This coming Monday 26th May will be the last DO or DIY of the season, and we are taking the summer schedule off (our own decision) – join us on the show’s playlist/comments board for the last show here at 7pm NY Time (midnight UK), and listen in at http://wfmu.org
People Like Us will perform Consequences (One Thing Leads To Another) and give an artist talk at meta.morf / Here To Go Symposium in Trondheim, Norway at the end of May 2014.
Concert: 30 May 2014
Dokkparken 4, Trondheim, 7014 Norway
10:00 – Martin Palmer: HTG2014 Opening Remarks
10:15 – Carl Abrahamsson: Paul Bowles: Expat magic
10:45 – Vicki Bennett: ‘We Edit Life’ – a journey through cut and paste collage creations by audio-visual artist Vicki Bennett (aka People Like Us)
11:30 – Break
11:45 – Z’EV: The 3-Fold Ear and the Energies of Enthusiasm
12:30 – Alkistis Dimech: The Sabbatic Dance: Butoh’s interior landscape and the terrain of Witchcraft
13:00 – Lunch and book launch
14:00 – Peter Grey: Secrecy and Revelation: A New Vision of Talismanic Books
14:30 – Angela Edwards: Taking Fine Art into the Esoteric Context in Action
15:00 – Break
15:15 – Jesper Aagaard Petersen: Operatiaon Mindfuck, Viking Edition: How Fear of the Satanic and Cartoon Exoticism Fueled the Prank of the Century
16:00 – Martin Palmer: HTG2014 Closing Remarks / Q&A
Andrew Sharpley – “Black Ships”
Monday 19 May 2014, 7pm
on DO or DIY with People Like Us
Listen online live at 7pm NY Time http://wfmu.org
This broadcast is a based on a series of translations and re-translations of a text in a not-very-good telephone translation app, going backwards and forwards between Japanese and Portuguese and at each stage rendering the result into english – kind of like Chinese Whispers, except not Chinese. Whats starts out as a tongue twister over the course of 30 re-translations (25 of which are used in the broadcast) ends up as something that sounds like a deranged terrorist, manifesto, talking of bomb blasts and prophets and visas and pain and country.
These short texts, read by my daughter Lia, are set against a backdrop of shifting electronic patterns and acoustic piano that mutates gradually over time as the texts themselves do.

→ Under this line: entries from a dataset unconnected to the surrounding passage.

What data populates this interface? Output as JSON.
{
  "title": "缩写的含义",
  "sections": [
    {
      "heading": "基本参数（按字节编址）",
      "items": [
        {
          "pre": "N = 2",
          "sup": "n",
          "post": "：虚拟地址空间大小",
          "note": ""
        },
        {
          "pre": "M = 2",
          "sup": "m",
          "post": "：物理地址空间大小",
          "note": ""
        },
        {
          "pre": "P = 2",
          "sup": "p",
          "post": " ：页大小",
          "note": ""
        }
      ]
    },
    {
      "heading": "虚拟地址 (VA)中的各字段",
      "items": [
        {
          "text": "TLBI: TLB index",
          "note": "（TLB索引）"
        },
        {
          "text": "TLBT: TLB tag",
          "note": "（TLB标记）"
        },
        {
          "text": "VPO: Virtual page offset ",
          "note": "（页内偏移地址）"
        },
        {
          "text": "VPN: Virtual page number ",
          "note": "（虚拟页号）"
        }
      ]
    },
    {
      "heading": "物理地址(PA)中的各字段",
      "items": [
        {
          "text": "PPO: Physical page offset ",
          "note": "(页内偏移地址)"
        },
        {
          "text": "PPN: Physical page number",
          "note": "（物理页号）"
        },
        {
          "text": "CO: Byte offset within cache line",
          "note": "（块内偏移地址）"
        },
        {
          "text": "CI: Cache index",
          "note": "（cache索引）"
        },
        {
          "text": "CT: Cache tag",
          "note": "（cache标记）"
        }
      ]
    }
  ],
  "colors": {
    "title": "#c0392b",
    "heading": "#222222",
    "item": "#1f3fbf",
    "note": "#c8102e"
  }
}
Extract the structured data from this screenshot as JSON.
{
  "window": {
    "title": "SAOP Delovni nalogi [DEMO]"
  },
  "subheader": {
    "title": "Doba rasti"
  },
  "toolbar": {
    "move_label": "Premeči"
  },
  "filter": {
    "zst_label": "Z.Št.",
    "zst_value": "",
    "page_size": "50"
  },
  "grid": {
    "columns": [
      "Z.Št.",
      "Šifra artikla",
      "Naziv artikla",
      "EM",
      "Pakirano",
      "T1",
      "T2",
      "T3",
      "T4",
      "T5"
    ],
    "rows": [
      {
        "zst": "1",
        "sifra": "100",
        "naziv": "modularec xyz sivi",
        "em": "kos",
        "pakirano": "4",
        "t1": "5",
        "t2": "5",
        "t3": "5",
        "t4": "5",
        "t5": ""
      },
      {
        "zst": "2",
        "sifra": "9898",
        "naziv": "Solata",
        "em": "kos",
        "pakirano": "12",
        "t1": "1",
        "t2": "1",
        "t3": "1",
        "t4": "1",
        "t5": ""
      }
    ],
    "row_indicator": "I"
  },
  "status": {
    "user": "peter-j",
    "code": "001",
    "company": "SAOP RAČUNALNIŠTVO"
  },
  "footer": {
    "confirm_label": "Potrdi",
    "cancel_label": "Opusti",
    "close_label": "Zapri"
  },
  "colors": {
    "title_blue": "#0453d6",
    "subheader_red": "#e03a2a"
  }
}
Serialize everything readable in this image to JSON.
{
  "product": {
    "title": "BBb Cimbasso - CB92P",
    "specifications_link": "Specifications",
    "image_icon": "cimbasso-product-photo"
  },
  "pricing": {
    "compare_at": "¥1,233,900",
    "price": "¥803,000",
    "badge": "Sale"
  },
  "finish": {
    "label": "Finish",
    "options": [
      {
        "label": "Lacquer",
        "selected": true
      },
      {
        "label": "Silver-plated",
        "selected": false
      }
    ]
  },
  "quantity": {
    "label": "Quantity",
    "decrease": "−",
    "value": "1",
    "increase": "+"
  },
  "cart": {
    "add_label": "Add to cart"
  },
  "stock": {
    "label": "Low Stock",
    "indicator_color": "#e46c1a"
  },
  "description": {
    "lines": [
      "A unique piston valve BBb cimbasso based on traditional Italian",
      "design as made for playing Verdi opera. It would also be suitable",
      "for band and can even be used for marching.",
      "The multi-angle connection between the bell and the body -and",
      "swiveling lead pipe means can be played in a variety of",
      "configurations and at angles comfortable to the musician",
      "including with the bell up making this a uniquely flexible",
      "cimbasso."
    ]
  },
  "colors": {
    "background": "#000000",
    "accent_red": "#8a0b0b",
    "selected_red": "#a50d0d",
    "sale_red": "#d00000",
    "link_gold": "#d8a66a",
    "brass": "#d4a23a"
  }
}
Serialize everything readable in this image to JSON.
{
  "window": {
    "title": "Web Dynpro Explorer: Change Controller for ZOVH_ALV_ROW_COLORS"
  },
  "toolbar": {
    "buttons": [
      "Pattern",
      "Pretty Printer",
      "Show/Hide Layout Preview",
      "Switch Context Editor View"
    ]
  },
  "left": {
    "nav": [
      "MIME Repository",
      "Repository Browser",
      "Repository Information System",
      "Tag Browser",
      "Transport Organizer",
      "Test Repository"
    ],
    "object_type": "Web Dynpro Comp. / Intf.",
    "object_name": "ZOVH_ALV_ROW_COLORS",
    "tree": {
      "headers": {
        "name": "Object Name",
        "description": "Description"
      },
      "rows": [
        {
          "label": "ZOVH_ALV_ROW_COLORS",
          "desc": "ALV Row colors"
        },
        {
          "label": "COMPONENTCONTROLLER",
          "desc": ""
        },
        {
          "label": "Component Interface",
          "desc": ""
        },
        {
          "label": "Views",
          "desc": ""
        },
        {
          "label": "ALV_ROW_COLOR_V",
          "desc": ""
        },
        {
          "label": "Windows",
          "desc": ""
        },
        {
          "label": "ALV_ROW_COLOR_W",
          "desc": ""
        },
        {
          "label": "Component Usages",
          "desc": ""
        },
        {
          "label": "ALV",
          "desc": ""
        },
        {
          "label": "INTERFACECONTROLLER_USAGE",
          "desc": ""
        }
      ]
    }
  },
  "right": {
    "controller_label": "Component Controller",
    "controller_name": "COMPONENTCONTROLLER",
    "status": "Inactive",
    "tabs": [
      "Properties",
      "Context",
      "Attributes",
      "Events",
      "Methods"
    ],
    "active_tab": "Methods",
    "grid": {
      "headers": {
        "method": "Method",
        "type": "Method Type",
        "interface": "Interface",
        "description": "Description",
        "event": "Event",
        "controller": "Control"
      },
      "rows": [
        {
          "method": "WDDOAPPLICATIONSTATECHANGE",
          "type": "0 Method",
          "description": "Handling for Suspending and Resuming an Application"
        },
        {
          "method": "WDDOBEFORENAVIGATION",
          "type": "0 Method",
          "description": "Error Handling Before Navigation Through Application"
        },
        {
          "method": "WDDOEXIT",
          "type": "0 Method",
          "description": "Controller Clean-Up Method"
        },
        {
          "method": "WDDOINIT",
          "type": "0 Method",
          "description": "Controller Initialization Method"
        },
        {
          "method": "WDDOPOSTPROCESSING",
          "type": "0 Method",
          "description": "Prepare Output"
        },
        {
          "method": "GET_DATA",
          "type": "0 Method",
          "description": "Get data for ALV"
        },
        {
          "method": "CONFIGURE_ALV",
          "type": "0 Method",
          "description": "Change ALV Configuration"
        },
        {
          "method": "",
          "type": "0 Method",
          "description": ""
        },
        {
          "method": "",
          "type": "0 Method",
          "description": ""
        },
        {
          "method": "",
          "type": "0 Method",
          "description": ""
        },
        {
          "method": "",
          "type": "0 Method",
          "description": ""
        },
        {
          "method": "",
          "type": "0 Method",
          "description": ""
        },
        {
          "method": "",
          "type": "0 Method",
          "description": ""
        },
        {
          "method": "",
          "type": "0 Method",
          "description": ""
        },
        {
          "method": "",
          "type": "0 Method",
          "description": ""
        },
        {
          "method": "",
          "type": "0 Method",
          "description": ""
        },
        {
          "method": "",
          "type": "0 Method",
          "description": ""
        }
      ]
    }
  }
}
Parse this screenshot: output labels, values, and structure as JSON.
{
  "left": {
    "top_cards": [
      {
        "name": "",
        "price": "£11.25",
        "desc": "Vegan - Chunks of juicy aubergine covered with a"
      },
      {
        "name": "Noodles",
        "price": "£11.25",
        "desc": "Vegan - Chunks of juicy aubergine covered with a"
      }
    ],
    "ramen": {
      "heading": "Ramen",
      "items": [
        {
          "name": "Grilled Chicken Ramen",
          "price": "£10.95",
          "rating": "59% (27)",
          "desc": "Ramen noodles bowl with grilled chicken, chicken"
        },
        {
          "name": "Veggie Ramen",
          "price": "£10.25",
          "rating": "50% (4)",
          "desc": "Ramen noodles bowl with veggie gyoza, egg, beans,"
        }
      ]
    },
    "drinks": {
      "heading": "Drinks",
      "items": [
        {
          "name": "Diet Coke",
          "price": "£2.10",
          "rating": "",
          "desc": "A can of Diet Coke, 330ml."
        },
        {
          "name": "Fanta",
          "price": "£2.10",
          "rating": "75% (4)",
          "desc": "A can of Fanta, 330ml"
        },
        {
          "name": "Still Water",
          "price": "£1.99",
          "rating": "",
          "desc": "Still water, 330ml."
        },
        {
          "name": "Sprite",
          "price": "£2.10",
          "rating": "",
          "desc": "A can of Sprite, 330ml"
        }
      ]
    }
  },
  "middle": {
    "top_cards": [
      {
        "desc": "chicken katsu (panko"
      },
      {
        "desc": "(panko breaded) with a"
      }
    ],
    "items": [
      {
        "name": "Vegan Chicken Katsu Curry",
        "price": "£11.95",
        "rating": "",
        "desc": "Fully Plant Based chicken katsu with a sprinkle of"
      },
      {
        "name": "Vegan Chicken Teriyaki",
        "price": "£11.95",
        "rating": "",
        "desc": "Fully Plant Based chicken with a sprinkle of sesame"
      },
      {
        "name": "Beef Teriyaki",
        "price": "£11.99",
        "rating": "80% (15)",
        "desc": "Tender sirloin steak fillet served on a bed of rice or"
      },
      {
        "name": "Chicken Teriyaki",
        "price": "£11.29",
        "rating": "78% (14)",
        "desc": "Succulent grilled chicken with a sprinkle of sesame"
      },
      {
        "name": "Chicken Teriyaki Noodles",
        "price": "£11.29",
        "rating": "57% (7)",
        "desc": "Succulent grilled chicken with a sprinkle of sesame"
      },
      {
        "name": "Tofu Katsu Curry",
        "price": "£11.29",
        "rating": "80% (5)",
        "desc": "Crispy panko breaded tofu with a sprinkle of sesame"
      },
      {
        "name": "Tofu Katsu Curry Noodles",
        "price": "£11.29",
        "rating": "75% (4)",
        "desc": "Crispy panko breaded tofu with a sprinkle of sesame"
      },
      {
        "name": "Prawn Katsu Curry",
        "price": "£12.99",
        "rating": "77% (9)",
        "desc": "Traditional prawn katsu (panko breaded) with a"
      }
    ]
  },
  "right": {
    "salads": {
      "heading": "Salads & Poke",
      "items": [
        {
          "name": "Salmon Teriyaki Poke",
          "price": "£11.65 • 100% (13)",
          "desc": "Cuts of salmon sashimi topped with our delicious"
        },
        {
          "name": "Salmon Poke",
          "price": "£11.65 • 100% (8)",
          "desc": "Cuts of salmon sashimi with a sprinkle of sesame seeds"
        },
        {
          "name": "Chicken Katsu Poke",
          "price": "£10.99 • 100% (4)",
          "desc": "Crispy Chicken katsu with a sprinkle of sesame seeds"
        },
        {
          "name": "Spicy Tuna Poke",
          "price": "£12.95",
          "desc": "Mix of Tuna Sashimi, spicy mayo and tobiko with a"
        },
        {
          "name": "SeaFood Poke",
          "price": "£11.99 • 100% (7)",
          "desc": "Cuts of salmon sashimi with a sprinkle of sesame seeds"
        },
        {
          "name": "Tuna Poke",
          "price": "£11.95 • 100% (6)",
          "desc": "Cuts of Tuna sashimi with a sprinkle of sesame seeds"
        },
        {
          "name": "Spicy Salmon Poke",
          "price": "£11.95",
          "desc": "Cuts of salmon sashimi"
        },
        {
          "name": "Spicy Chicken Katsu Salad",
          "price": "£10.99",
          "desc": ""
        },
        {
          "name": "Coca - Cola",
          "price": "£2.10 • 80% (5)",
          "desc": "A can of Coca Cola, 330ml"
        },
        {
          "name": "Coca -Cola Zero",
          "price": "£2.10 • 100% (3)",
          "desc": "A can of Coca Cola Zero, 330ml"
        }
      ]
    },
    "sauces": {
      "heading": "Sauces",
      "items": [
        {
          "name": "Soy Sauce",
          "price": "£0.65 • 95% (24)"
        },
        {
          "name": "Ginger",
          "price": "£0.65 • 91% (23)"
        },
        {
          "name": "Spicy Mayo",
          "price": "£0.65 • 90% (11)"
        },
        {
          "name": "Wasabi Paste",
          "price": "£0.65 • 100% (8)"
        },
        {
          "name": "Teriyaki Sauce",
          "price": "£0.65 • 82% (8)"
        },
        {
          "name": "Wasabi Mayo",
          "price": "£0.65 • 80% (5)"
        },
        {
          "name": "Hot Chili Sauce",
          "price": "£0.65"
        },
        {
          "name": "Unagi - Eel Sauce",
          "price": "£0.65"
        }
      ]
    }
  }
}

The title, Black Ships (in Japanese, 黒船, kurofune, Edo Period term) was the name given to Western ships arriving in Japan in the 16th and 19th centuries.
In 1543 Portuguese initiated the first contacts, establishing a trade route linking Goa to Nagasaki. The large ships engaged in this trade had the hull painted black with pitch, and the term came to represent all western vessels. A modern day equivalent for the surprise and confusion the presence of these ships caused, would perhaps be someone in a modern city apartment trying to go to sleep with 4 big black flying saucers hovering outside their window…
With a nod of recognition to the WFMU presenter and exponent of ‘ uncreative writing’ – of which this is an example – I am dedicating it to Mr Kenneth Goldsmith.
– Andrew Sharpley, 16 May, 2014.
The collage artist also known as People Like Us talks about her beginnings in experimental radio broadcasting in the second instalment of The Wire’s oral histories series.
Vicki Bennett’s People Like Us began life as a three hour radio show on Brighton’s Festival Radio in 1990 called Gobstopper. She went on to release around 20 solo albums based on her radio sound collages, but after a decade working primarily with sound, has increasingly worked with film and images. She has recently produced collage and split screen work, including 2013’s touring film and performance piece Notations, a film used as a score for improvising musicians.
An advocate of open digital distribution, Bennett’s entire back catalogue is available for download via UbuWeb, and she is also the host of long-running radio show DO or DIY on WFMU. She has collaborated extensively with Ergo Phizmiz, Negativland’s Don Joyce, Wobbly and Kenneth Goldsmith, and many others.
Listen to the interview here:
Or download the file as an mp3: